Iraqi shoe-thrower trial adjourned

TV journalist who hurled his shoes at George Bush appears in court in Baghdad.

     Al-Zeidi's gesture, a grave insult in the region, was celebrated across the Arab world  (GETTY/GALLO)

    The chief judge threatened to order everybody out of the room if they did not quieten. He later adjourned the trial until March 12.

    Al-Zeidi's legal team argues that the charges should be dropped and the 30-year-old TV journalist be freed.

    In Video

    Bush caught in shoe attack

    Dhiya al-Saadi, one of the lawyers acting for al-Zeidi, said on Wednesday: "He [al-Zeidi] was optimistic and ready to stand in front of the court, as he believes what he did was fair.

    "He is counting on his release because he did not try to kill former president Bush and was only expressing his opinion."

    'Freedom of expression'

    Khalid al-Izzi, another defence lawyer, said they would also argue that al-Zeidi's actions were "spontaneous" and "against the president of the state that occupies Iraq".

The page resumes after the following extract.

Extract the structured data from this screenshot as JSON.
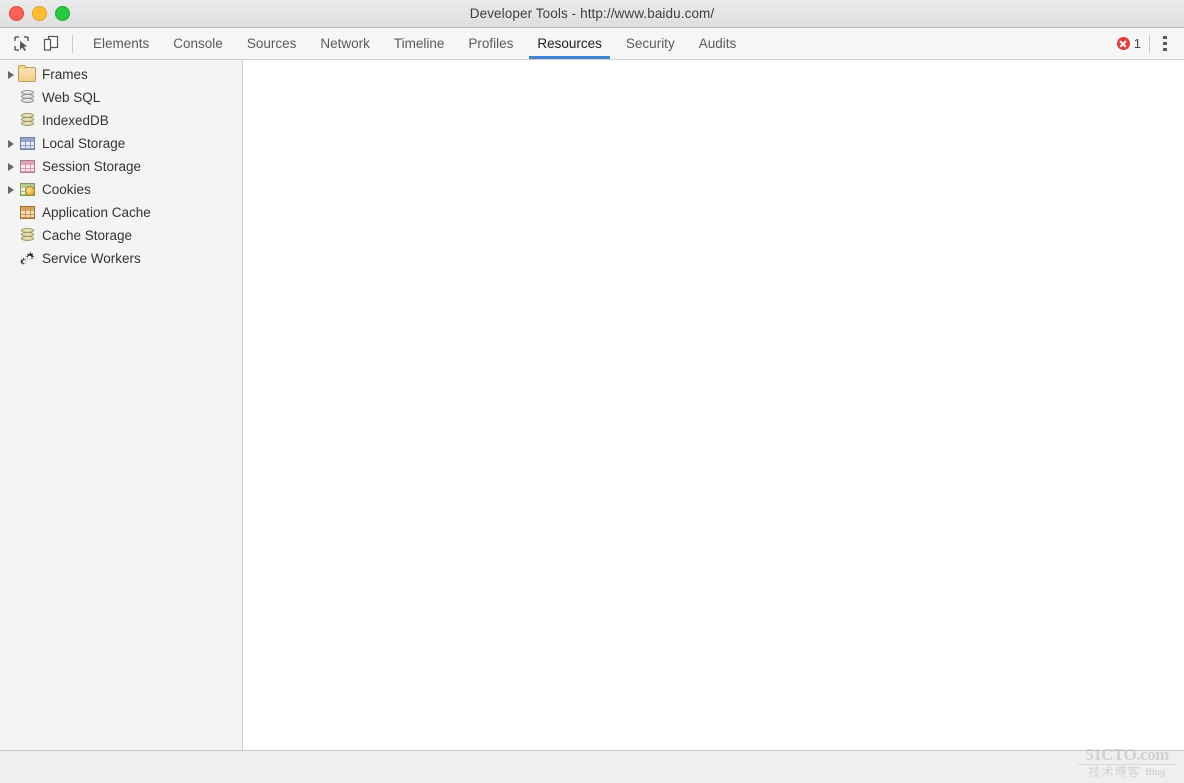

    "We will demand a reduction in the charge which is that he was threatening the life of a visiting president with premeditation ... We will argue that Bush was not on a declared official visit between two sovereign countries," al-Izzi said.

    "In fact, Bush was visiting an occupied country and al-Zeidi was trying to express his personal rejection [of] that occupation."

    The shoes al-Zeidi threw at Bush will not be presented as evidence in court because they were destroyed after being cut and checked for possible explosives.

    Bush ducked and narrowly avoided being hit by the shoes while speaking at a joint press conference in Baghdad with Nuri al-Maliki, the Iraqi prime minister, on December 14, 2008.

    The Al-Baghdadia TV reporter also verbally insulted Bush, calling him "a dog".

    Bush dismissed the incident at the time, joking that the shoes were a "size 10".

    SOURCE: Agencies


    YOU MIGHT ALSO LIKE

    Revival: The Muslim Response to the Crusades

    Revival: The Muslim Response to the Crusades

    This part of 'The Crusades: An Arab Perspective' explores the birth of the Muslim revival in the face of the Crusades.

    Going undercover as a sex worker

    Going undercover as a sex worker

    A photojournalist describes how she posed as a prostitute to follow the trade in human flesh.

    Africa is not poor, we are stealing its wealth

    Africa is not poor, we are stealing its wealth

    It's time to change the way we talk and think about Africa.